Any number of devices that hold digital information for later access. These can range from the internal hard drive on your PC to a smart card for a digital camera. Some common devices include: USB Flash Drives, External USB hard drives, DVD, CD, smart-media cards, ZIP Drives, and floppy discs. Some of these require media to store the data on while others are both the storage device and media.

Hard Drives

Hard drives are still one of the most popular methods of computer storage in use today. Devices from computers and servers to even digital video recorders (DVRs) use hard drives as a mean for relatively permanent digital storage. Hard disks were first used in the 1950s, known early on as "fixed disks" then later on as hard disks to distinguish them from floppy disk technology. Typically, these disks are designed as platters, with a set of tracks (concentric circles emanating from the center) and sectors (wedges evenly spaced throughout the disk).

From Howstuffworks, here is a graphic representation of a sample hard disk:


Hard disks have become very economical over the past five years. In 1997, an approximately 2 gigabyte (GB) internal hard drive would have cost approximately $300. Today, 300 GB hard drives are widely available for less than $150! Additionally, portable hard drives than can be easily transported have also dropped in price. These drives, which typically connect via Universal Serial Bus (USB) or IEEE-1394 ("Firewire") ports can be purchased for under $200 with ample storage space. Worse, in 1986 a 486 MB hard drive weighed 110 pounds and cost $21,000!

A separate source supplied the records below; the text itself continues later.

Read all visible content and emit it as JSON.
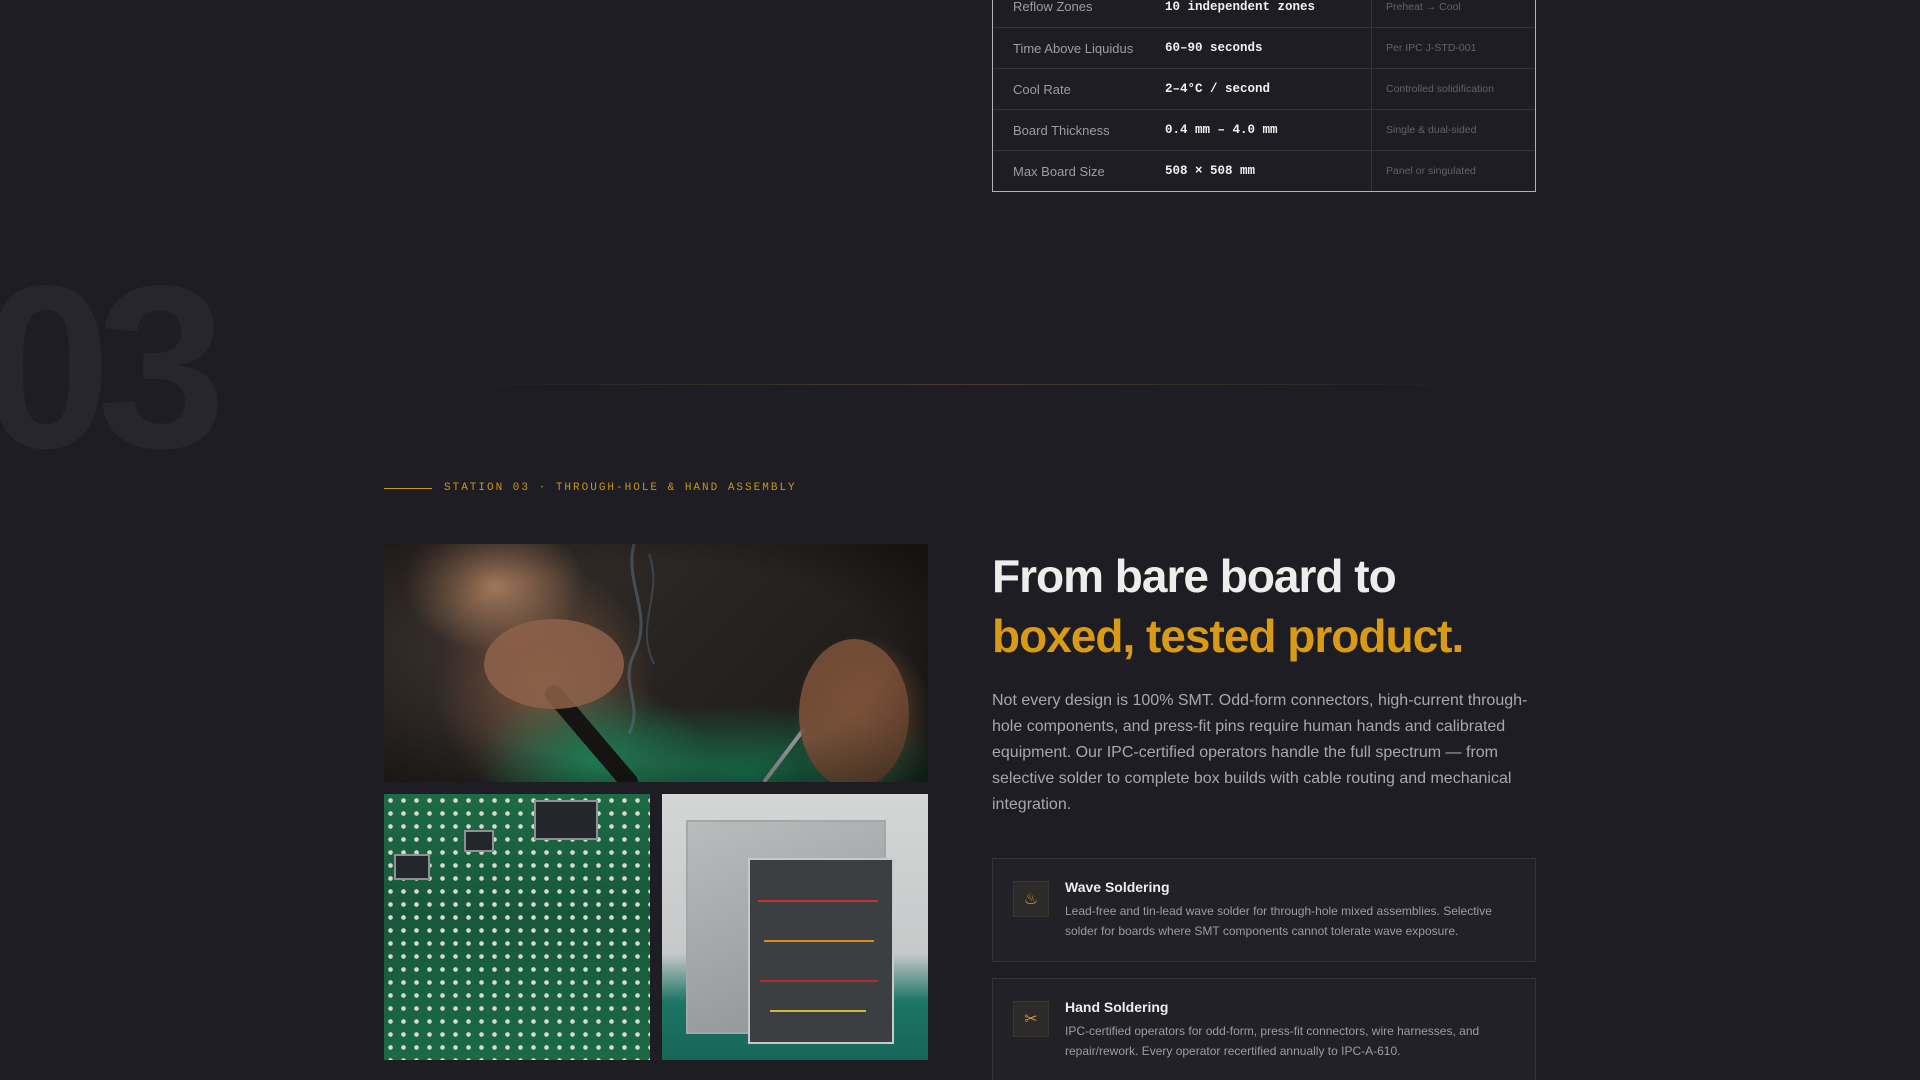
{
  "specs": {
    "rows": [
      {
        "label": "Reflow Zones",
        "value": "10 independent zones",
        "note": "Preheat → Cool"
      },
      {
        "label": "Time Above Liquidus",
        "value": "60–90 seconds",
        "note": "Per IPC J-STD-001"
      },
      {
        "label": "Cool Rate",
        "value": "2–4°C / second",
        "note": "Controlled solidification"
      },
      {
        "label": "Board Thickness",
        "value": "0.4 mm – 4.0 mm",
        "note": "Single & dual-sided"
      },
      {
        "label": "Max Board Size",
        "value": "508 × 508 mm",
        "note": "Panel or singulated"
      }
    ]
  },
  "station": {
    "number": "03",
    "eyebrow": "STATION 03 · THROUGH-HOLE & HAND ASSEMBLY",
    "headline_line1": "From bare board to",
    "headline_line2": "boxed, tested product.",
    "body": "Not every design is 100% SMT. Odd-form connectors, high-current through-hole components, and press-fit pins require human hands and calibrated equipment. Our IPC-certified operators handle the full spectrum — from selective solder to complete box builds with cable routing and mechanical integration."
  },
  "cards": [
    {
      "icon": "flame-icon",
      "glyph": "♨",
      "title": "Wave Soldering",
      "desc": "Lead-free and tin-lead wave solder for through-hole mixed assemblies. Selective solder for boards where SMT components cannot tolerate wave exposure."
    },
    {
      "icon": "tools-icon",
      "glyph": "✂",
      "title": "Hand Soldering",
      "desc": "IPC-certified operators for odd-form, press-fit connectors, wire harnesses, and repair/rework. Every operator recertified annually to IPC-A-610."
    }
  ],
  "colors": {
    "accent": "#d99a16",
    "background": "#1e1d23"
  }
}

Hard drives are ubiquitous. Their comparatively low price for large volumes of data and our increased sophistication with images and documents means phones, MP3 players, iPods, cameras, scanners, copiers and printers frequently contain hard drives for intermediate storage. Increasingly, these devices themselves readily connect to computers with a USB interface and provide copious (presently up to 80GB in an iPod) portable data storage.

USB Flash Drives

According to wikipedia, these are "NAND-type flash memory data storage devices integrated with a USB (universal serial bus) interface." Known for being portable and having much higher capacities than a typical floppy disk, they have become staples of many students and professionals on the go. Most of these devices are formatted using FAT32, enabling them to work universally under different operating systems - including Windows, Linux, and Mac OS X. While starting out at small capacities of 16MB and 32MB - they now have capacities of upwards of 16 GB.

Educational Uses:

It is the return of the "sneaker net." Students have compact, portable, large capacity media to save, transfer and backup digital files. Portable storage has been available in the past with floppy and zip discs, as well as CD and DVD technology, but with USB memory stick as stated above gives the ability to have cross platform files available to multiple operating systems. The added capacity allows for portable applications (office suites, web browsers, email clients as well as personal servers) to take files as well as applications where ever the student needs them. High capacity external portable hard drives have the same effect and many of these devices have been minimized to be the size of a wallet.

Educational Issues:

Data and host network security becomes an issue with these devices in use in the educational setting. Theft and loss of the devices create privacy and file management (backup) problems for students. The devices small sizes means they can be left behind with little notice and then the data is available to whoever finds the device.